TL;DR I added GoatCounter to this blog to track page views.

I would like some basic blog stats

With the move of my blog to a static website hosted on the decentralised web, one thing that I lost was rich analytics on the views of each page. Wordpress gave me a lot of insights into which blog posts had historical views, which was interesting to dive into.

I could have taken the easy way and added Google Analytics, but the amount of tracking that Google does on the web already made me a bit uneasy. Which meant I was looking for a lighter weight solution. I also needed something that was completely client side, as the blog is a static website deployed to IPFS.

The research

Perfect timing, a top HackerNews post linked to an article by on Lightweight alternatives to Google Analytics. I read through the first, as well as the follow up with More alternatives to Google Analytics.

After reading through the options, I settled on GoatCounter. I liked his goal of making a lightweight analytics platform, that was easy and did not track personal data. It is also OpenSource on GitHub.

The implementation

Adding it to my blog as easy, a single <script> tag. I also opted for adding a <noscript> pixel as well to support a wider array of browsers. I also put a little HTML comment above it to explain that it was a privacy preserving counter.
I did this by adding it to _includes\custom-head.html in my Jekyll layout.

Ironically though, it doesn’t work on my machine.
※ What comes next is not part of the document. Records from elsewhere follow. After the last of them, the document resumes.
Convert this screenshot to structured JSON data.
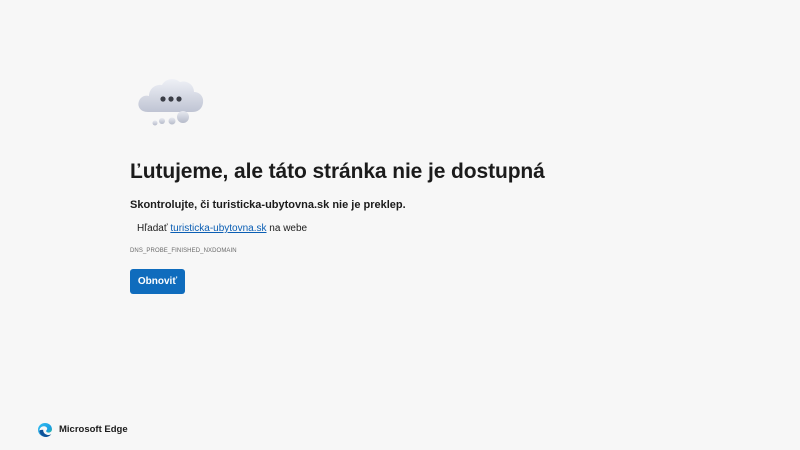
{
  "error": {
    "illustration_icon": "cloud-thinking-icon",
    "title": "Ľutujeme, ale táto stránka nie je dostupná",
    "check_message": "Skontrolujte, či turisticka-ubytovna.sk nie je preklep.",
    "search_prefix": "Hľadať",
    "search_link": "turisticka-ubytovna.sk",
    "search_suffix": "na webe",
    "error_code": "DNS_PROBE_FINISHED_NXDOMAIN",
    "reload_label": "Obnoviť"
  },
  "footer": {
    "brand_icon": "microsoft-edge-icon",
    "brand_name": "Microsoft Edge"
  },
  "colors": {
    "background": "#f7f7f7",
    "button": "#0f6cbd",
    "link": "#0a5eb4"
  }
}
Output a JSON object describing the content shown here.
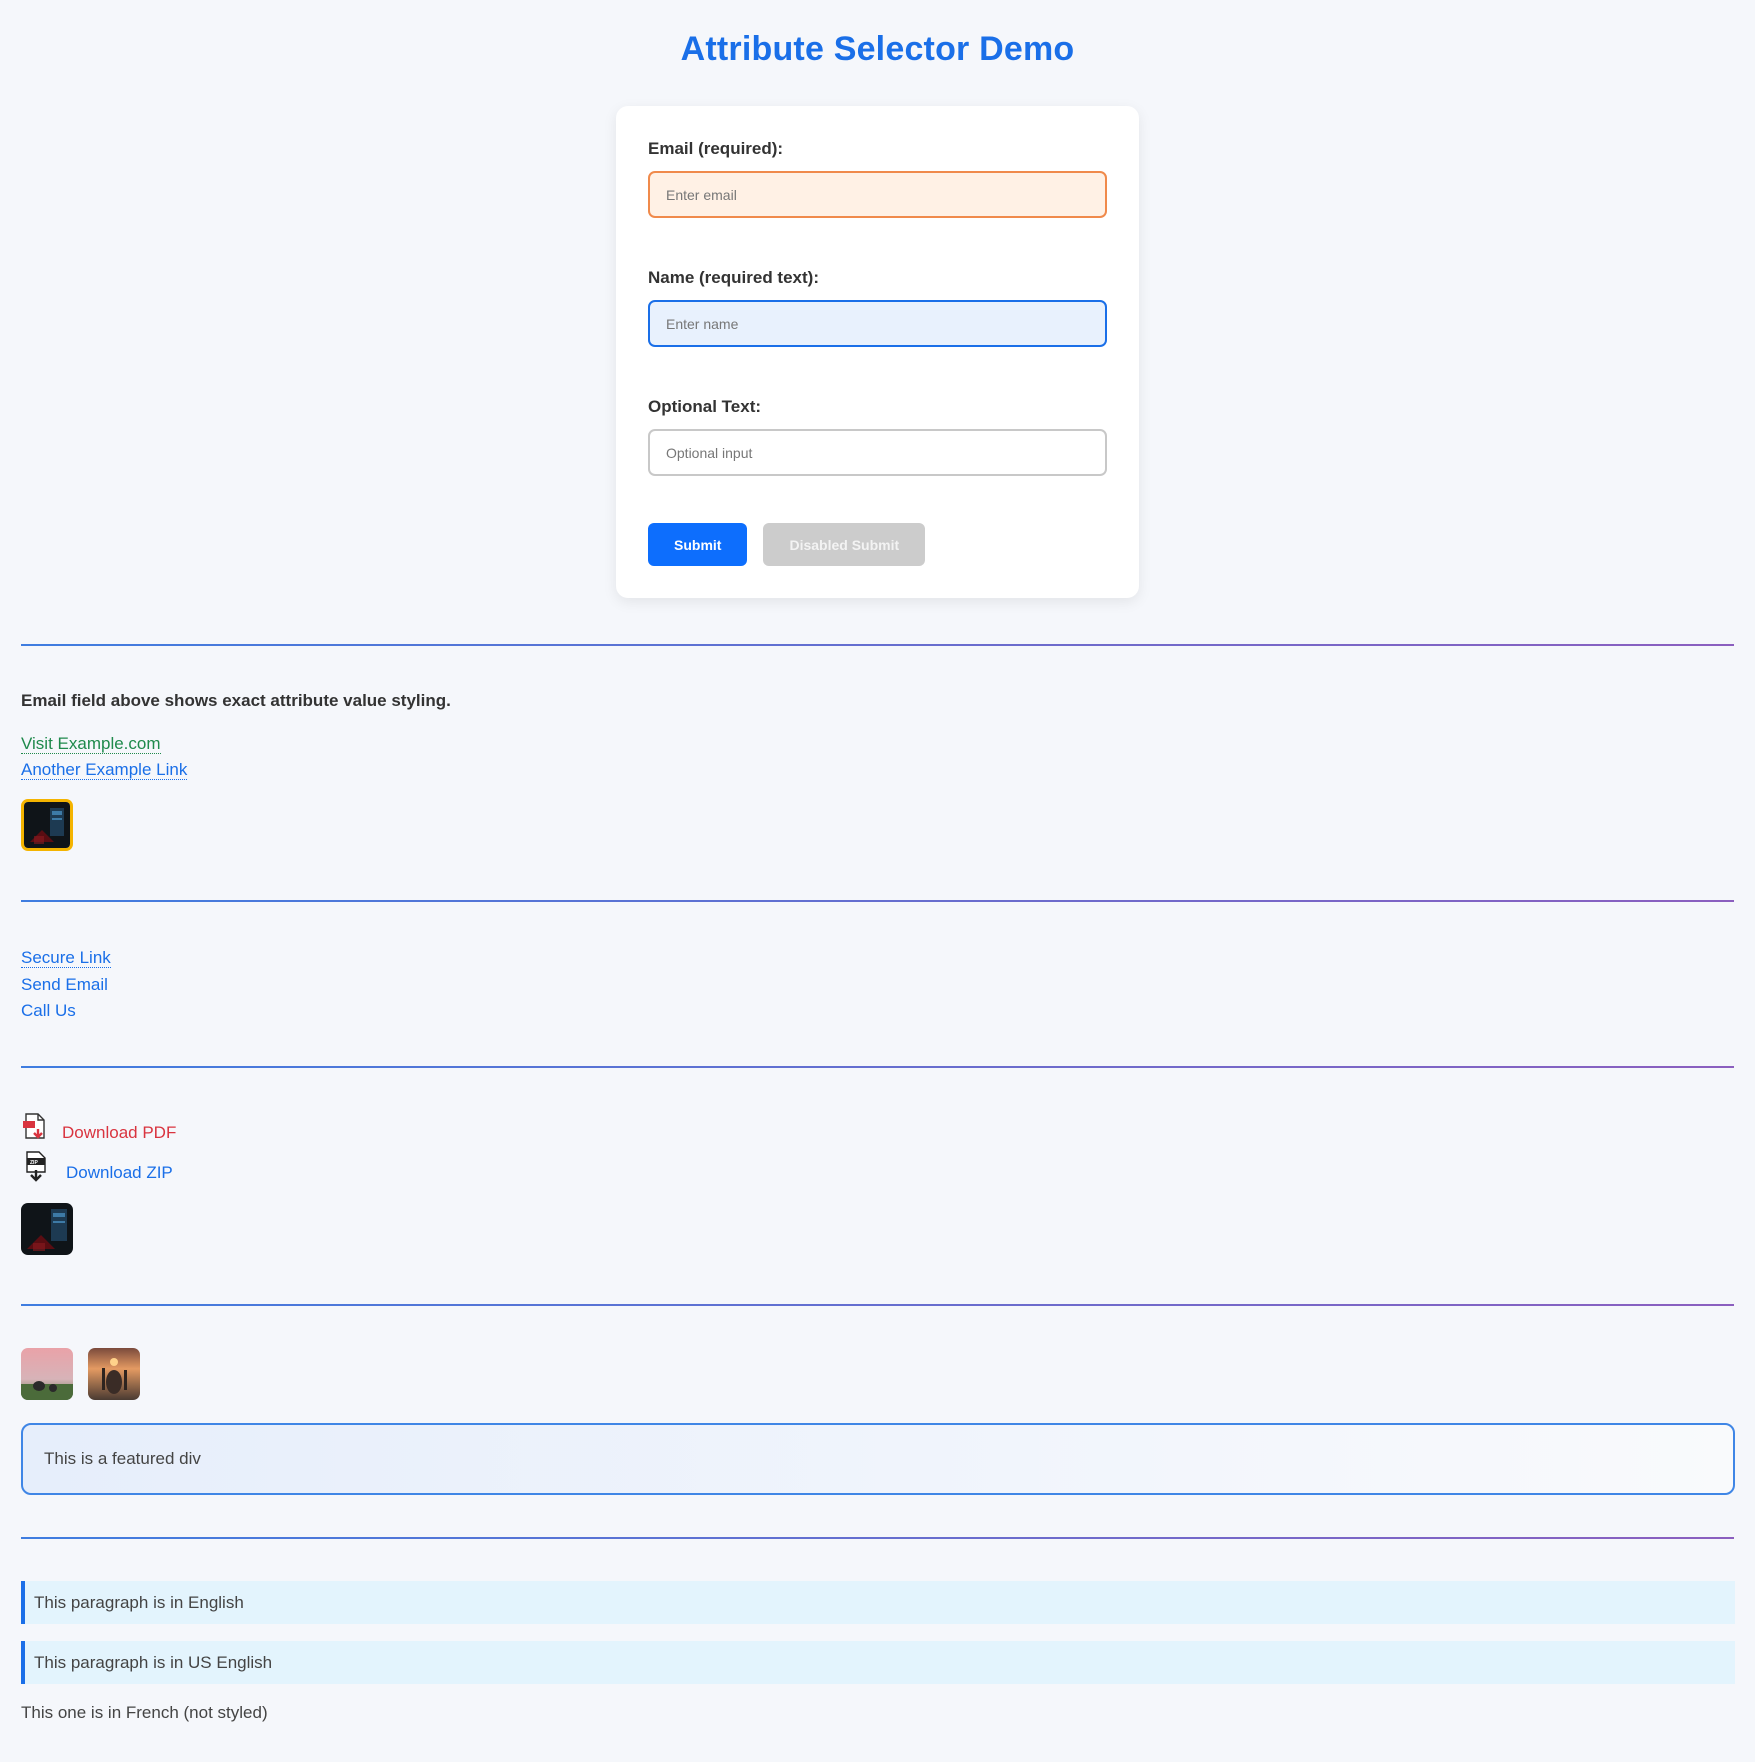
{
  "page": {
    "title": "Attribute Selector Demo"
  },
  "form": {
    "email_label": "Email (required):",
    "email_placeholder": "Enter email",
    "name_label": "Name (required text):",
    "name_placeholder": "Enter name",
    "optional_label": "Optional Text:",
    "optional_placeholder": "Optional input",
    "submit_label": "Submit",
    "disabled_submit_label": "Disabled Submit"
  },
  "section1": {
    "note": "Email field above shows exact attribute value styling.",
    "links": [
      "Visit Example.com",
      "Another Example Link"
    ]
  },
  "section2": {
    "links": [
      "Secure Link",
      "Send Email",
      "Call Us"
    ]
  },
  "section3": {
    "downloads": [
      "Download PDF",
      "Download ZIP"
    ],
    "icons": [
      "pdf-file-icon",
      "zip-file-icon"
    ]
  },
  "section4": {
    "featured_text": "This is a featured div"
  },
  "section5": {
    "paragraphs": [
      "This paragraph is in English",
      "This paragraph is in US English",
      "This one is in French (not styled)"
    ]
  },
  "colors": {
    "accent": "#1a6fe8",
    "email_border": "#f08a4b",
    "pdf_link": "#d9343f",
    "visit_link": "#1f8a4c",
    "image_highlight_border": "#f4b400"
  }
}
As uBlock Origin extension I have installed in Edge blocks the domain ^_^;;
That is fine though, I’m not after exact numbers. Just a general idea of which pages are getting views is sufficient, so I’m happy with this implementation.

GoatCounter dashboard

Final thoughts & feedback

GoatCounter had an easy onboarding flow, and I got the whole thing set up and deployed in a couple of minutes. It is open source, doesn’t track personal data. So far I can recommend it to others if they are looking for a lightweight solution.

It is great that they have a free tier for personal non-commercial use, with 6 months of retention. I only have 100s of views a month, don’t need advanced analytics, don’t need custom domains, etc. But longer data retention might be a nice supporter feature.
Paying to support projects you use, “how much is it worth”, and especially business use, is always a hot topic. I’d be happy paying $10/year ($1/month on Patreon?) for unlimited retention for a non-commercial++ tier. But $100/year for page views for a personal blog I update infrequently seems overkill for my use case. Right now I’m comfortable with the features I get on the free tier, became a Patreon of the creator, and will recommend it to others looking for a solution.